Tanzania’s Lake Natron will soon resemble a couple’s resort for hundreds of thousands of East African lesser flamingos.
The nomadic birds fly between alkaine soda lakes along the rift valley, but only nest in significant numbers at Lake Natron, which serves as a breeding ground for about three quarters of the species population worldwide. That’s because of the lake’s unique topographic qualities; when there has been just the right amount of rain, salt islands are exposed in the middle of the lake. The surrounding water provides a sort of protective moat from predators, and the flamingos can breed and nest in safety.
But many years, the conditions aren’t right. In the past, too much rain has flooded nests, while droughts exposed the birds to predation. Some years, the flamingos don’t breed at all.
This is not one of those years. Researchers are expecting this to be the biggest breeding party for the species since 2007. Right now, about 700,000 lesser flamingos are on the move from Lake Bogoria in Kenya. People living along the migratory route have woken to hundreds of wings flapping as the birds fly nightly to their sexual Shangri-La. Some have even overheard the birds making cheesy jokes like, “If this alkaline lake’s a’rockin, don’t come a’knockin.”
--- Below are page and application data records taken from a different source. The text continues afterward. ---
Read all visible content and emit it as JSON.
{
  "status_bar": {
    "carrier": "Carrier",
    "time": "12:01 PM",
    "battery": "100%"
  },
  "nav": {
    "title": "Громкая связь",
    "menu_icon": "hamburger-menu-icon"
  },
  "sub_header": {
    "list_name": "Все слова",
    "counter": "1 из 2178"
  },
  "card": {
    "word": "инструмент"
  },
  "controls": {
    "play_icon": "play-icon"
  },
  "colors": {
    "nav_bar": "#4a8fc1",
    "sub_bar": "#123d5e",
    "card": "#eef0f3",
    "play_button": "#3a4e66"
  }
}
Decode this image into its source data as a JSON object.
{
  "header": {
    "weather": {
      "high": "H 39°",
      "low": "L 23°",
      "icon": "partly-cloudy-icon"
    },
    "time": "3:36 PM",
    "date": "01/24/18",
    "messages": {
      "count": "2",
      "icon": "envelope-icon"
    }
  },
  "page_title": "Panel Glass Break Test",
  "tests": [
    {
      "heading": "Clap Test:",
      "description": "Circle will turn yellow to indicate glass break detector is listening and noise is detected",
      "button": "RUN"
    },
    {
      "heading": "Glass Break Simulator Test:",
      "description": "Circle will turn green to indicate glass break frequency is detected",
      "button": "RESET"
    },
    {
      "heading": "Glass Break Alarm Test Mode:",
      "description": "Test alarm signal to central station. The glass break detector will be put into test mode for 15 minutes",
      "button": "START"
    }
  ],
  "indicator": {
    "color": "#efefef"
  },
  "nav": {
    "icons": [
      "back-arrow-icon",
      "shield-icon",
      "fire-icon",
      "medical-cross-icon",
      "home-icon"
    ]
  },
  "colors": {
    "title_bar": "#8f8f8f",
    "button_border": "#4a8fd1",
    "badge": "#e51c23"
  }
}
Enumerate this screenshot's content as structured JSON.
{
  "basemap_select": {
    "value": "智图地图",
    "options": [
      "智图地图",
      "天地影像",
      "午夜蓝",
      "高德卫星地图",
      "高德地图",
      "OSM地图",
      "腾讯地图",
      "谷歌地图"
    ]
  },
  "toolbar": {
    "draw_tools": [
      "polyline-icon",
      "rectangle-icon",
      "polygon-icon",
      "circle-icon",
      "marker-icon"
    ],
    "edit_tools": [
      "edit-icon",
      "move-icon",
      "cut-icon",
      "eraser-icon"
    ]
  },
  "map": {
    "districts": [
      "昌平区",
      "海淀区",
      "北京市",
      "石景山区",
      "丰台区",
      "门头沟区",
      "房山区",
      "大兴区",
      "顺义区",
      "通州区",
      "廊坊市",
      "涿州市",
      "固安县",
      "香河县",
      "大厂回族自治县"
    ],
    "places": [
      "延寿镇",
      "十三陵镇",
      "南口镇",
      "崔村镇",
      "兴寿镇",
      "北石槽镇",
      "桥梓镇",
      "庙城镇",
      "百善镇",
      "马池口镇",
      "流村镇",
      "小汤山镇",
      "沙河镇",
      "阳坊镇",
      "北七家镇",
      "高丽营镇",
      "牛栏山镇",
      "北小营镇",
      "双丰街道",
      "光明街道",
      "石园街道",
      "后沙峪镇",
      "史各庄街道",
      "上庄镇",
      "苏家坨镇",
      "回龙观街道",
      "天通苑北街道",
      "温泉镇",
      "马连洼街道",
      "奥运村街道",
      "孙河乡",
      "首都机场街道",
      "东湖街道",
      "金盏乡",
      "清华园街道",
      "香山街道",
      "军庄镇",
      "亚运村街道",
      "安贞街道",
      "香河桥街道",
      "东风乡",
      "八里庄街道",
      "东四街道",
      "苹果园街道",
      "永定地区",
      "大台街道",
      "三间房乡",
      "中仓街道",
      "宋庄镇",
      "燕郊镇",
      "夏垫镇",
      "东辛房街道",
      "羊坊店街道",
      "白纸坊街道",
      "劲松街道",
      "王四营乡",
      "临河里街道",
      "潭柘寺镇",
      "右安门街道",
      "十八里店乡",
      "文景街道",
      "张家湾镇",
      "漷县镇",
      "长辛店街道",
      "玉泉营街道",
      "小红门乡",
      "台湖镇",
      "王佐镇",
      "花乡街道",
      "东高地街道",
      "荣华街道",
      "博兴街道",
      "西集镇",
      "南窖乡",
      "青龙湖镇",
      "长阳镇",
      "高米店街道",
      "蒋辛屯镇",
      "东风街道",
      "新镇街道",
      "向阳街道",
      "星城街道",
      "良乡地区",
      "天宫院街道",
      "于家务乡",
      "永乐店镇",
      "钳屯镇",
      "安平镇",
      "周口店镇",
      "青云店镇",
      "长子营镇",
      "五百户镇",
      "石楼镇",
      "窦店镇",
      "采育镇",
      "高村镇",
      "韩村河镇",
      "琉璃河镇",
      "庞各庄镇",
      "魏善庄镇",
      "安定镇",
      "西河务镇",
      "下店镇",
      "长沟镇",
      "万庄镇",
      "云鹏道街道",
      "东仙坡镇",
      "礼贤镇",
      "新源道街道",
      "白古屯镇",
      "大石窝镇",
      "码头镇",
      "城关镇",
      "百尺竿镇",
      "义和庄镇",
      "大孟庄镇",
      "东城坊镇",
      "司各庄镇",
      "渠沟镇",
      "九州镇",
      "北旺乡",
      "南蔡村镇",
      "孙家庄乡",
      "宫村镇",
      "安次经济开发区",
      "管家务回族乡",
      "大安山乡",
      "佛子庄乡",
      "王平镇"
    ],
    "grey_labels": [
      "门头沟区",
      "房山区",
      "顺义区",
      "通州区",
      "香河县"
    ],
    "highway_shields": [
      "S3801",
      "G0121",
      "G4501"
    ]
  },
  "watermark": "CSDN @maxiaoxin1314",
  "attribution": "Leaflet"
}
Not really… I’m sure real flamingo jokes are much better than that one.